The roadside Ranchero's decor showcases intricate hand-crafted saddles, as well as a hodge-podge of attic-items including the stuffed head of a koala-deer (a stuffed koala bear head with antlers). We stopped at the family-owned Ranchero for breakfast on our way from La Paz to Lopez. This three-hour drive crosses the Baja Peninsula and our stop was perfectly timed to help break-up the drive, fill our stomachs and get to know our travel group a little bit better. The Conway family was joined by two new travel-mates: The father and son duo, John and Matt, were on this Mexico tour to celebrate Matt's senior graduation. We quickly bonded over sunburns while passing around the small, but satisfying, menu. I took one look it and said "You had me at huevos rancheros."
Our boat was waiting for us in Lopez. And so were our guides, Nolberto & Charo, our trusted captain, Luis, and Chris Pesenti the Director of Red Sustainable Travel and our host for the week. Our campsite was a short 30-minute boat ride away.
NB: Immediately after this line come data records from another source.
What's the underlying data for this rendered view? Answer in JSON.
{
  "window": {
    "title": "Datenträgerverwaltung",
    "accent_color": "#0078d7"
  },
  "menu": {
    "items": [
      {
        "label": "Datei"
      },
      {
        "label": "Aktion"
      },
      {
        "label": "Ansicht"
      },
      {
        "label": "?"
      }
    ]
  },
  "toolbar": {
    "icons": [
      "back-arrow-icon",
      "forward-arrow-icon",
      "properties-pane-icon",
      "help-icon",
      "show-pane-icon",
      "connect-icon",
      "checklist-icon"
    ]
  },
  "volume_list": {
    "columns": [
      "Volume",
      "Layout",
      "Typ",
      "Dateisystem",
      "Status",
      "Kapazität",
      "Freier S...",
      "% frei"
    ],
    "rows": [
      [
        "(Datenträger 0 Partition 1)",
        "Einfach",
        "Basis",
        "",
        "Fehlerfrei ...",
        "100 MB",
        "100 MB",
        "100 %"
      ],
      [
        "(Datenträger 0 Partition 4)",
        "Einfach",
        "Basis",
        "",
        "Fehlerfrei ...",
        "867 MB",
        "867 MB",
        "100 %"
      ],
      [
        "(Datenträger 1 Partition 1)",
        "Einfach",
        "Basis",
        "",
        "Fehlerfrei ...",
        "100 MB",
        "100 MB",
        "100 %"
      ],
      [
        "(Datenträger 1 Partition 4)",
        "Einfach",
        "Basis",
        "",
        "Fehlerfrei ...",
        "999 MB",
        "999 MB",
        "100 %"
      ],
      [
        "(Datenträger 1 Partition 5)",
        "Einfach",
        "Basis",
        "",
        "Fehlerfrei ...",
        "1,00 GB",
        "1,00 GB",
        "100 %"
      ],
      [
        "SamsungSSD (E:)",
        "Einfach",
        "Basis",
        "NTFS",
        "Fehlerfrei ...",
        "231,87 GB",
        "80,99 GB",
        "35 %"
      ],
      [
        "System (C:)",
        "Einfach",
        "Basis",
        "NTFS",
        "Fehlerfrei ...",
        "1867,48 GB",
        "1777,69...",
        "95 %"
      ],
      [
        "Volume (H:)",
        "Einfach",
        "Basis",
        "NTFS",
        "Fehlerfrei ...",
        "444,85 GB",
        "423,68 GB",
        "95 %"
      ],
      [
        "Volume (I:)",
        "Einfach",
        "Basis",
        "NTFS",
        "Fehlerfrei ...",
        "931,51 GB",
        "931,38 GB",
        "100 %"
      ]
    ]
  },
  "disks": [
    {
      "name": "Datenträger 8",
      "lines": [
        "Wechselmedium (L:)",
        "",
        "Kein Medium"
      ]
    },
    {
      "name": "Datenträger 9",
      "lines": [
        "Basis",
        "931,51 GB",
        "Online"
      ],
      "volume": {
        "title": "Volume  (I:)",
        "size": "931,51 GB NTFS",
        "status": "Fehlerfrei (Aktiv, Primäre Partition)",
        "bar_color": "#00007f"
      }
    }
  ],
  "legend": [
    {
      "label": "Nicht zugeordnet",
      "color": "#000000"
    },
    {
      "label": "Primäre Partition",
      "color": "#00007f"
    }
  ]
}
Enroute we passed rolling sand dunes and lush mangroves. I asked Chris if our campsite has a name.
"Yes," he answered, "many." It depends entirely on which local fisherman you happen to ask.
We settled into our camp, made up of a small neighborhood of tents along the sandy shore. Aaron and I unloaded our gear and took a moment to take in the view of the bay from our private beach-side bedroom. The kids immediately kicked off their shoes and were in the water gathering scallop and calm shells by the handful. We regrouped in the community tent so Chris could officially introduce us to our home for the week. He reminded us to stay on designated trails to lesson our impact, gave us the 101 on using the bathroom and shower, and encouraged us to poke our head into the kitchen where chef, Hubert, was preparing lunch. Lunch - fresh salad, mashed potatoes, chicken, vegetable soup and hand-made tortillas - was fantastic.
Chris also provided a little more insight into the turtle monitoring we would assist in during our stay. This unique conservation trip is specially designed to support research on black sea turtles as part of the Grupo Tortuguero program. The information gathered during this trip provides data on health, migration patterns and habitat use of sea turtles in Magdalena Bay, ultimately providing policymakers with the tools they need to make decisions about species' conservation. My seven-year-old, Samuel, took one look at Chris and said, "You had me at turtles."
Chris said his good-byes and left us to our island hideaway. The afternoon passed by quickly with a nature walk along the beach. The Conways had a handstand contest along the shore. Happy hour started promptly at 4:00 and by the time dinner rolled around we had fallen into the relaxed rhythm that the campsite insists. As the sun started to set, we followed Charo to the top of a bluff and said a ceremonious farewell to the day and welcomed the new adventures awaiting us tomorrow.
To read additional entries from our family Mexico adventure, click here.